Stars gather for Potter's final world premiere
The stars of the Harry Potter films worked the red carpet for the last time together on Thursday before the world premiere of the saga's final installment in London.
Thousands of Potter fanatics screamed as the stars of the epic movie series gathered for the launch of "Harry Potter and the Deathly Hallows -- Part 2", the action-packed finale to one of the most successful movie franchises of all time.
The film sees boy wizard Potter take on the evil Lord Voldemort in a climactic showdown, the second of two movies based on the seventh and final Potter book by British author J. K. Rowling.
Fans from around the world have slept out in London's Trafalgar Square, some for more than six days, desperate to catch a last glimpse of the film's stars all together. Organisers said 8,000 people had gathered at the event.

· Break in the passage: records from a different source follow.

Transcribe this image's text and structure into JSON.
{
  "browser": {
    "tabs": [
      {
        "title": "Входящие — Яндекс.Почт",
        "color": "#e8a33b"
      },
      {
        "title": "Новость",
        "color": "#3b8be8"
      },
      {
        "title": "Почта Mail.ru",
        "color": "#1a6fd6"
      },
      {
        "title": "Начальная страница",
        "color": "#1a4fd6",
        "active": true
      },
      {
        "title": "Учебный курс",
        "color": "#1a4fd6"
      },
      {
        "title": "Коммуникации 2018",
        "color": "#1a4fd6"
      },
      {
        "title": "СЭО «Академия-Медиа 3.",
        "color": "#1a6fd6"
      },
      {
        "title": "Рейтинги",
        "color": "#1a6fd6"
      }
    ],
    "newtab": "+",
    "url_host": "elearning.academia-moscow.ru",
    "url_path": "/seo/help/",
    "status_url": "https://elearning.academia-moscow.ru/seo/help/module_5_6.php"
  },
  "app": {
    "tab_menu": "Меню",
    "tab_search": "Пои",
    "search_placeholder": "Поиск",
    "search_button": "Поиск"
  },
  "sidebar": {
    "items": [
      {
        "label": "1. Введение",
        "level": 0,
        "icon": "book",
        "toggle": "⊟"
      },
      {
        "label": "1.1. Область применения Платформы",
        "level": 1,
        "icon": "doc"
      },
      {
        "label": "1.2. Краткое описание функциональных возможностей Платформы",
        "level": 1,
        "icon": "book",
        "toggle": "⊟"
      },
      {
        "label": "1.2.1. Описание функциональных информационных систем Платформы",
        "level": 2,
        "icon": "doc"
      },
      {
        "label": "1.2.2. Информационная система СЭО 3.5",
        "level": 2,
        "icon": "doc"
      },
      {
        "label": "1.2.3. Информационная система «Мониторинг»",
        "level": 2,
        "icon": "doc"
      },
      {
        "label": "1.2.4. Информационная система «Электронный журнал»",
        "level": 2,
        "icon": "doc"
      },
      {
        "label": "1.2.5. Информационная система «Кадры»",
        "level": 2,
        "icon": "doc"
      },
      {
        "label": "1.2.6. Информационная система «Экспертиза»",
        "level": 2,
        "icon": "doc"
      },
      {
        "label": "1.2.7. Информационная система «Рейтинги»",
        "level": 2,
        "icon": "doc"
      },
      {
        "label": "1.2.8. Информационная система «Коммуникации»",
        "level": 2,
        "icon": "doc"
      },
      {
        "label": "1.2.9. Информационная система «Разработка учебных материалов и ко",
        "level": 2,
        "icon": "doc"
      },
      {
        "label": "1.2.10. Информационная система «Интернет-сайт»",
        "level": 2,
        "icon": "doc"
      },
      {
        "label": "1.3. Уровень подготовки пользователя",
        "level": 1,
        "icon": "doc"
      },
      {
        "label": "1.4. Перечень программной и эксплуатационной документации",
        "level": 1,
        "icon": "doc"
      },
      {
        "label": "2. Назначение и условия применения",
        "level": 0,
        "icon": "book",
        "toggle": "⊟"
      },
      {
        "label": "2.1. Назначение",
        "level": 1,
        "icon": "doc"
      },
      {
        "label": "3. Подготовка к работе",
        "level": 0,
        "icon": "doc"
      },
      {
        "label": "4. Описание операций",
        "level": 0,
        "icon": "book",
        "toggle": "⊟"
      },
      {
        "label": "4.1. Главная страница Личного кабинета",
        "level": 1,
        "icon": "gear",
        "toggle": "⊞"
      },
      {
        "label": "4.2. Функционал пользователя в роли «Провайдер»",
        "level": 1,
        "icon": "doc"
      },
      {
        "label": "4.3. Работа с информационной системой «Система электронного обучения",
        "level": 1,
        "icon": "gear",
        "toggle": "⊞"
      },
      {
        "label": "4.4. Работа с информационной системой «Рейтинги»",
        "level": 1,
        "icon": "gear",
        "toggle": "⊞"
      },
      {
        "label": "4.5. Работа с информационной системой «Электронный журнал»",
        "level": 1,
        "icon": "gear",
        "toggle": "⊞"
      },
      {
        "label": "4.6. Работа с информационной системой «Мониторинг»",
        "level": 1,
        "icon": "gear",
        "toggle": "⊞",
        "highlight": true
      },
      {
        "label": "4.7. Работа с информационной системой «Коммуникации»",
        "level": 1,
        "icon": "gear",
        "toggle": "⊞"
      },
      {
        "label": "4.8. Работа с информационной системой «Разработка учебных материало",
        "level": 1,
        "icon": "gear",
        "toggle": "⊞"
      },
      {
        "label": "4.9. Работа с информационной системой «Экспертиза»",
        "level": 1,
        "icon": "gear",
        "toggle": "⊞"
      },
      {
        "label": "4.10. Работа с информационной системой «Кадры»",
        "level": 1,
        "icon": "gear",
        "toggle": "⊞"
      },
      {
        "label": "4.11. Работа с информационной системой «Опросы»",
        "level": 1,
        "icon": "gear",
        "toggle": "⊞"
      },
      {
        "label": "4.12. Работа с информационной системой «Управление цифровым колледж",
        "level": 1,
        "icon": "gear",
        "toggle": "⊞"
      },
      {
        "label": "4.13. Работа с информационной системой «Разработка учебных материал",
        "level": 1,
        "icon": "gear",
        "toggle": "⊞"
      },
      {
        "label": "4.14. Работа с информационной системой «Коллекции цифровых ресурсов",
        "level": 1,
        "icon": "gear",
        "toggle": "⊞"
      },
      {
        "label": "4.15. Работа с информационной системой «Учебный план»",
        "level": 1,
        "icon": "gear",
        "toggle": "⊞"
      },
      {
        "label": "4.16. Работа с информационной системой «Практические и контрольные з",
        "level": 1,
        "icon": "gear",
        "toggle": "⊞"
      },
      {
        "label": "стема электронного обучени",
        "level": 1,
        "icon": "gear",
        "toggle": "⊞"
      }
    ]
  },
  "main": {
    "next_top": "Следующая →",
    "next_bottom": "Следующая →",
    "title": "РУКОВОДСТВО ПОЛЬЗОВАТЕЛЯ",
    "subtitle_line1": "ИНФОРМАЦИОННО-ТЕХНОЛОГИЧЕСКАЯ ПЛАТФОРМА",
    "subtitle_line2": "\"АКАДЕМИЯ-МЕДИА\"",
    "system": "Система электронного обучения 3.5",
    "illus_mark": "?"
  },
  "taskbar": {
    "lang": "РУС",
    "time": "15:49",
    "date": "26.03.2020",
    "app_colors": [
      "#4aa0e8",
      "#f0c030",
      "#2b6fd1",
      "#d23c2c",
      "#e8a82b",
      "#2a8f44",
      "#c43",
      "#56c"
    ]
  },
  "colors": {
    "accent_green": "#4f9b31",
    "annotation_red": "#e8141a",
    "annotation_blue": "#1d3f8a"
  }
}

Some wore sorcerers' capes, while others waved magic wands or were dressed as their favourite characters.
Despite the excitement, some fans could not hide their sadness at bidding farewell to the Potter magic.
Tiffany Milow, 22, a London-based student from Dallas, Texas, said: "I've been reading the books since elementary school. I'm torn apart that this is the last one, I'm devastated."
Rowidah Alnajar, a 20-year-old Saudi woman who lives in London, said she had spent the night in a sleeping bag to be in position.
"It's really important for me. It's the end of my childhood. I can't believe it," she told AFP.
Lou Ravelli, 13, waving a fake wand and wearing a sorcerer's cloak, said: "It's the greatest day of my life. I'm a lifelong fan. I'll be so happy if I get to meet them!"
Rupert Grint, who plays Potter's sidekick Ron Weasley, said it was an emotional time for the actors too.
"These last few months I've been in a bit of denial, I think, accepting the fact that it really is over," he told BBC television.
"When I saw the posters in capital letters, 'It all ends', it really does imprint that on the mind. I will miss this. It's been amazing."
Emma Watson, who plays Hermione Granger, spent hours signing autographs on the red carpet, and described making the films as "the best part of my life".
Director David Yates told reporters: "With Harry Potter, they (the fans) like the characters, coming back to see them, it's a fantastic world that's really involving and you want to see how it all comes out."
That chimed with Kay Miller, 42, from Stirling in central Scotland.
Dressed in a Griffindor scarf and hat and sporting a temporary Slitherin tattoo, she said: "There's a fantastic atmosphere down here. I've met people from all around the world.
"I really want complete satisfaction from the film. I want to have the whole saga wrapped up so that we're not left hanging!"
Daniel Radcliffe, who plays Potter, is taking time off from appearing in a Broadway musical to attend the premiere alongside Watson and Grint.
Cast members, comprising some of the best-known names in British cinema including Ralph Fiennes, Helena Bonham Carter, Gary Oldman and Robbie Coltrane were also expected to attend.
The stars walked from Trafalgar Square to Leicester Square -- the traditional home of movie premieres in Britain -- through streets transformed into Diagon Alley, the London hub of the fictional wizarding world, with shops selling cauldrons, pumpkins and wands.
They began greeting the fans three hours before the 7:00 pm (1800 GMT) simultaneous screenings in three Leicester Square cinemas.
The film will hit British and US cinemas on July 15 and is the first Potter movie in a 3D version as well as the regular 2D release.
The first Harry Potter film was released in 2001 and the seven movies so far have earned 6.4 billion dollars (4.4 billion euros) globally.
"Part 2" covers the final third of the last book and is a fast-paced adventure, in contrast to "Part 1" which served as a scene-setter.
More than 400 million copies of the Potter books have been sold since struggling single mother Rowling published the first instalment, "Harry Potter and the Philosopher's Stone", in 1997.
The young sorcerer's exploits soon became a global phenomenon with the books now available in 69 languages and the films mesmerising audiences worldwide.
Despite the films and books coming to an end, Rowling last month unveiled an interactive website featuring new material about Potter's world.
© 2011 AFP